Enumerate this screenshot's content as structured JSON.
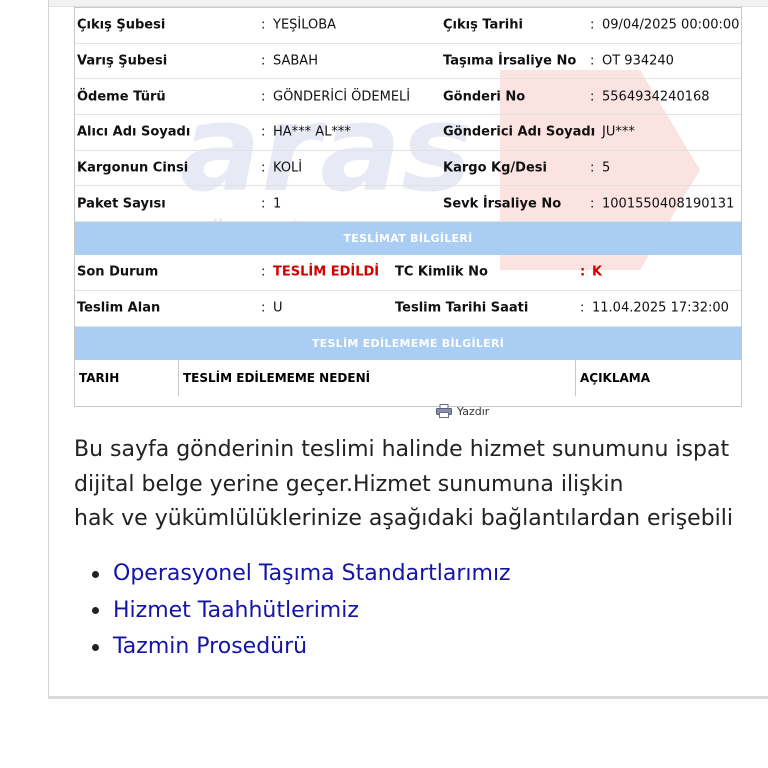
{
  "watermark": {
    "brand": "aras",
    "slogan": "önem taşır"
  },
  "shipment": [
    {
      "l1": "Çıkış Şubesi",
      "v1": "YEŞİLOBA",
      "l2": "Çıkış Tarihi",
      "v2": "09/04/2025 00:00:00"
    },
    {
      "l1": "Varış Şubesi",
      "v1": "SABAH",
      "l2": "Taşıma İrsaliye No",
      "v2": "OT 934240"
    },
    {
      "l1": "Ödeme Türü",
      "v1": "GÖNDERİCİ ÖDEMELİ",
      "l2": "Gönderi No",
      "v2": "5564934240168"
    },
    {
      "l1": "Alıcı Adı Soyadı",
      "v1": "HA*** AL***",
      "l2": "Gönderici Adı Soyadı",
      "v2": "JU***"
    },
    {
      "l1": "Kargonun Cinsi",
      "v1": "KOLİ",
      "l2": "Kargo Kg/Desi",
      "v2": "5"
    },
    {
      "l1": "Paket Sayısı",
      "v1": "1",
      "l2": "Sevk İrsaliye No",
      "v2": "1001550408190131"
    }
  ],
  "delivery": {
    "title": "TESLİMAT BİLGİLERİ",
    "status_label": "Son Durum",
    "status_value": "TESLİM EDİLDİ",
    "tc_label": "TC Kimlik No",
    "tc_value": "K",
    "receiver_label": "Teslim Alan",
    "receiver_value": "U",
    "date_label": "Teslim Tarihi Saati",
    "date_value": "11.04.2025 17:32:00"
  },
  "non_delivery": {
    "title": "TESLİM EDİLEMEME BİLGİLERİ",
    "columns": [
      "TARIH",
      "TESLİM EDİLEMEME NEDENİ",
      "AÇIKLAMA"
    ]
  },
  "separator": ":",
  "print_label": "Yazdır",
  "paragraph": [
    "Bu sayfa gönderinin teslimi halinde hizmet sunumunu ispat",
    "dijital belge yerine geçer.Hizmet sunumuna ilişkin",
    "hak ve yükümlülüklerinize aşağıdaki bağlantılardan erişebili"
  ],
  "links": [
    "Operasyonel Taşıma Standartlarımız",
    "Hizmet Taahhütlerimiz",
    "Tazmin Prosedürü"
  ],
  "colors": {
    "section_header": "#a9cdf3",
    "status_red": "#d40000",
    "link": "#1414a8"
  }
}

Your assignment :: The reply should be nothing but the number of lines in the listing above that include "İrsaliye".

Problem solution :: 2